- Over your 5 year revalidation cycle, spread your learning credits across all areas of your work.
- Demonstrate that what you’ve learnt is needs-based and relevant to your working situation.
- “Close the loop” by showing how you applied some new learning e.g. write up a case review showing how you used your new learning to change your practise.
- You will be expected to demonstrate that you are up to date in child safeguarding and basic life support.
How you learn is also up to you.
- Aim for a mixture of different learning activities; anything from personal study, locum group learning, discussion with a colleague, organised courses.
- Don’t forget, you’ll also be clocking up learning credits from your quality improvement activities and your learning from feedback via significant event analysis. Just remember not to double count the credits (e.g. counting credits for the same piece of learning in your QIA and CPD area) as this is frowned upon.
Reflection, reflection, reflection
This is key when it comes to claiming your CPD credits. Recording that you read the BMJ for an hour a week – bingo 52 credits! – will not be sufficient. Similarly, just collecting attendance certificates at meetings will not do. The argument being that the untargeted and unreflected acquisition of knowledge does not necessarily translate to change that will benefit patients. You need to reflect and record why this learning is important to you; what you might need to do differently as a result of this learning and a plan for doing this; ideally, as a final flourish, you could demonstrate the outcome of your learning by showing how your practise has changed, perhaps handily leading to a QIA...
For many, the process of reflective learning feels like such a fundamental part of being a doctor that the act of having to record what seems obvious and natural can feel cumbersome and frustrating.

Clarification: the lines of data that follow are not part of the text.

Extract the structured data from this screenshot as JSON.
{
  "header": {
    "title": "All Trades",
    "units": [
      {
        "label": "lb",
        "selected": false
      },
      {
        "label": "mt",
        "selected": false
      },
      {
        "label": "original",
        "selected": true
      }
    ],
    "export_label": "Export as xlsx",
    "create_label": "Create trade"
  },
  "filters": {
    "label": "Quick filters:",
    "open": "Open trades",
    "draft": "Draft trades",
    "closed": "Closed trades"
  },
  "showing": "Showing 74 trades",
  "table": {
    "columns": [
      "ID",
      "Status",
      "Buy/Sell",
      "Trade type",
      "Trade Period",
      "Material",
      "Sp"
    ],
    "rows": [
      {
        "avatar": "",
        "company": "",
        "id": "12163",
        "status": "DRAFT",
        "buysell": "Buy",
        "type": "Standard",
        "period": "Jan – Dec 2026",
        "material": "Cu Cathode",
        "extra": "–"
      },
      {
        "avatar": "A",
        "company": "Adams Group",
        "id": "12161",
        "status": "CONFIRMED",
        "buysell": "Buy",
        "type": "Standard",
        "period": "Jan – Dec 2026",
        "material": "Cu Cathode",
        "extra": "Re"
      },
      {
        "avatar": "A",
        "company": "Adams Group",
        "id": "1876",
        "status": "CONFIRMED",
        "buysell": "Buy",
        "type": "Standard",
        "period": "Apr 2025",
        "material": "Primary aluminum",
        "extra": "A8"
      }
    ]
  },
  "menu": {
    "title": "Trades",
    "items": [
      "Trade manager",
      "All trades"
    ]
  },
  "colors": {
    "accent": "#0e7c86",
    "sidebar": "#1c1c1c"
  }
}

But appraisal, now being the basis of revalidation, is here to stay and there is a way to turn the process to your advantage….and the NASGP CPD templates are here to help you capture learning from different settings and record those important features of reflection that your appraiser will want to see.
- Download and adapt Microsoft Word and Google Document templates to record and reflect on a clinical encounter, a clinical meeting, on reading, as well as a structured clinical reflection template.